The Pensions Board, with which the scheme was registered under the Pensions Act, instructed that it should be wound up – which should have been done immediately following the closure of the Company, but for some reason this did not happen. In the absence of clear instructions from the trustees of the scheme, New Ireland wrote to the last-recorded home addresses of all 143 members. Bearing in mind that these are almost 25 years old, it is not surprising that some of these letters are at present being returned to the insurance company. However, since the existence of the scheme became known, a number of former Gentex workers have already contacted the New Ireland. When it becomes clear who has not yet been traced, it is intended to ask the Department of Social and Family Affairs to assist in forwarding information to them or their surviving relatives, so that everyone who has an entitlement can be paid.
I understand from the New Ireland that the benefits are expressed as small pensions payable from age 65. For those under 65, a surrender value will be offered. For those over 65, the amount offered will reflect arrears due since that age, plus interest. For those who have died before reaching age 65, a current actuarial value will be paid. The amounts are likely to be quite small.
Not surprisingly, a great many people who may have worked in Gentex in the past may feel that they have an entitlement under this scheme. This may not be so as, in those days, it would have been unusual to give “preserved” benefits on leaving service, unless this was due to some factor such as redundancy. The likelihood is that those who have an entitlement were operatives who were working for the company at the time it closed, or who were made redundant in the period immediately before that.

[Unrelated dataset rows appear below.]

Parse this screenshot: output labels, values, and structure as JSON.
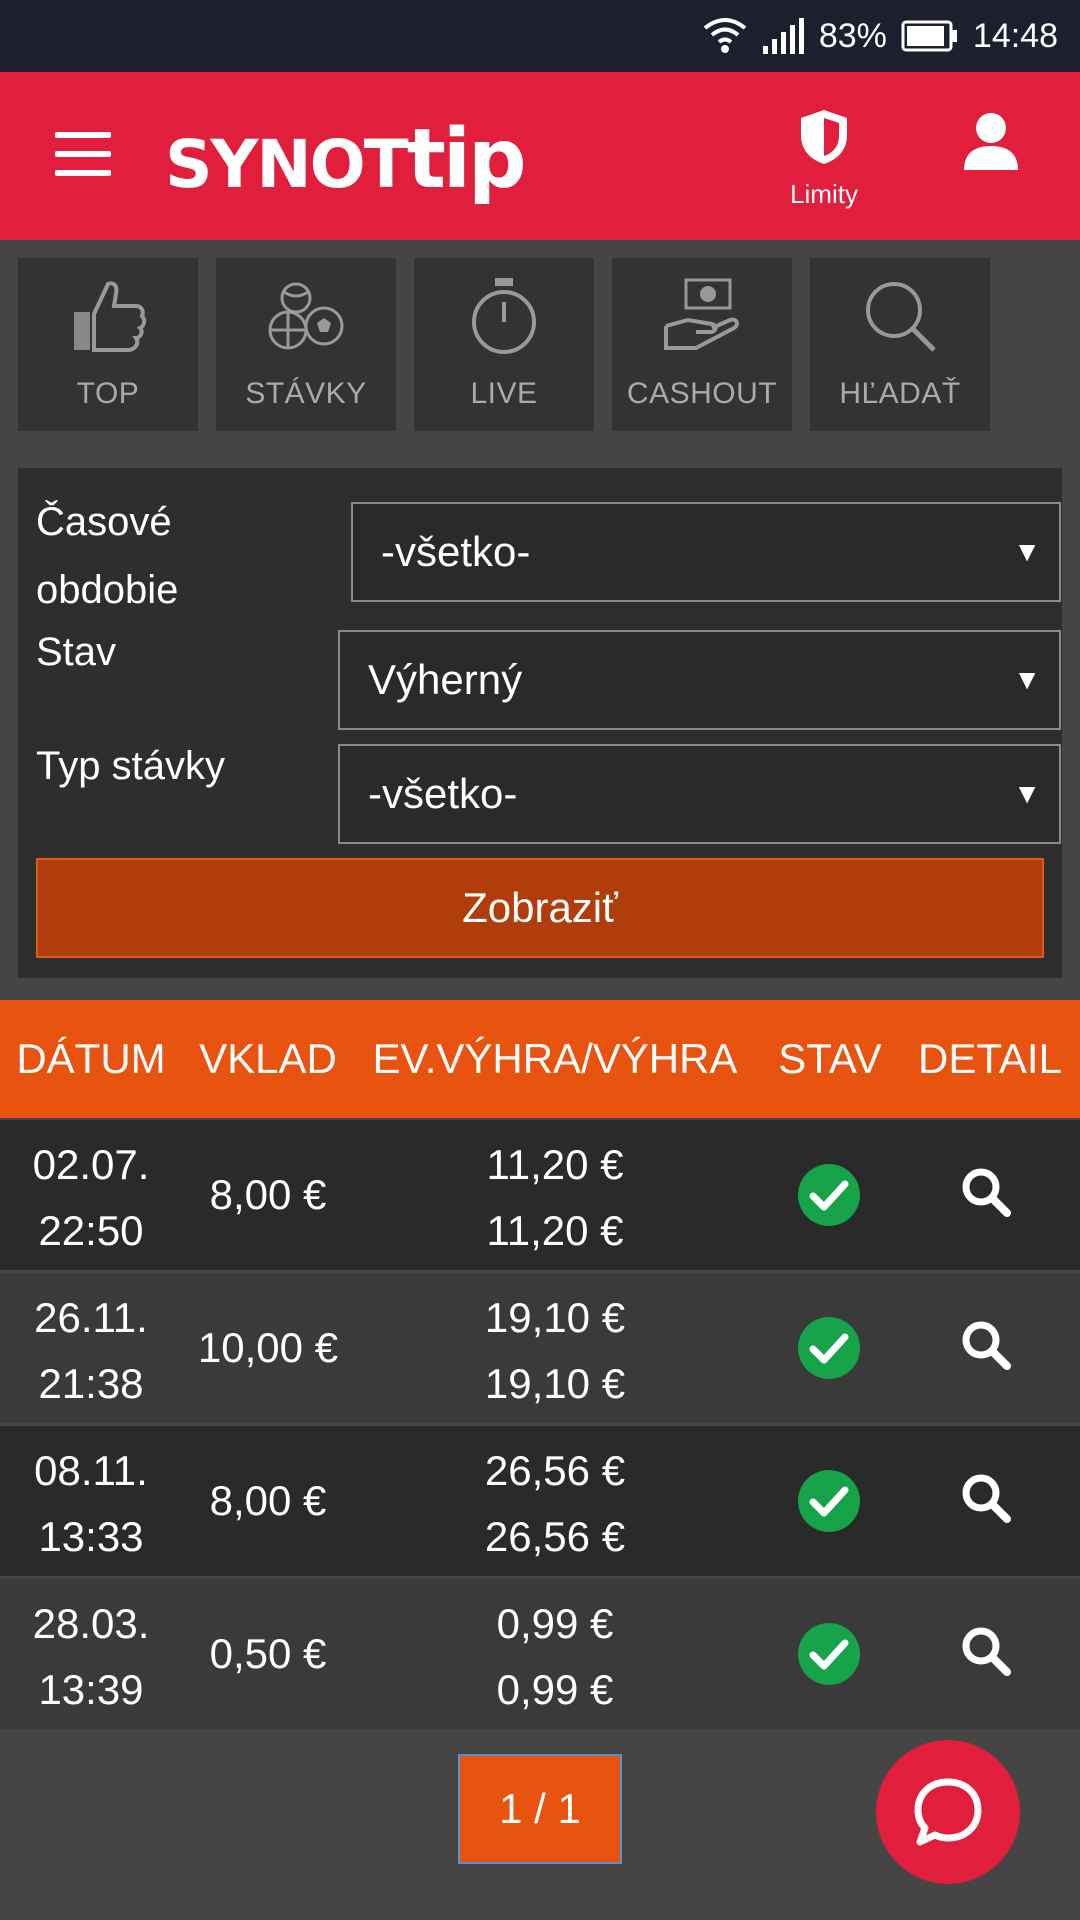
{
  "status_bar": {
    "battery": "83%",
    "time": "14:48"
  },
  "header": {
    "logo_a": "SYNOT",
    "logo_b": "tip",
    "limits_label": "Limity"
  },
  "tiles": [
    {
      "label": "TOP",
      "icon": "thumbs-up-icon"
    },
    {
      "label": "STÁVKY",
      "icon": "sports-balls-icon"
    },
    {
      "label": "LIVE",
      "icon": "stopwatch-icon"
    },
    {
      "label": "CASHOUT",
      "icon": "cash-hand-icon"
    },
    {
      "label": "HĽADAŤ",
      "icon": "search-icon"
    }
  ],
  "filter": {
    "period_label_1": "Časové",
    "period_label_2": "obdobie",
    "period_value": "-všetko-",
    "state_label": "Stav",
    "state_value": "Výherný",
    "type_label": "Typ stávky",
    "type_value": "-všetko-",
    "show_button": "Zobraziť"
  },
  "table": {
    "headers": {
      "date": "DÁTUM",
      "stake": "VKLAD",
      "win": "EV.VÝHRA/VÝHRA",
      "state": "STAV",
      "detail": "DETAIL"
    },
    "rows": [
      {
        "date": "02.07.",
        "time": "22:50",
        "stake": "8,00 €",
        "ev_win": "11,20 €",
        "win": "11,20 €"
      },
      {
        "date": "26.11.",
        "time": "21:38",
        "stake": "10,00 €",
        "ev_win": "19,10 €",
        "win": "19,10 €"
      },
      {
        "date": "08.11.",
        "time": "13:33",
        "stake": "8,00 €",
        "ev_win": "26,56 €",
        "win": "26,56 €"
      },
      {
        "date": "28.03.",
        "time": "13:39",
        "stake": "0,50 €",
        "ev_win": "0,99 €",
        "win": "0,99 €"
      }
    ]
  },
  "pager": "1 / 1",
  "colors": {
    "brand_red": "#e11e3c",
    "orange": "#e8530f",
    "success_green": "#17a34a"
  }
}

There were two other schemes for different groups of workers in Gentex, but I understand these were wound up at the time of closure and benefits paid or secured for members.
My Office will continue to monitor the situation.
PAUL KENNY, Pensions Ombudsman. 21 February 2008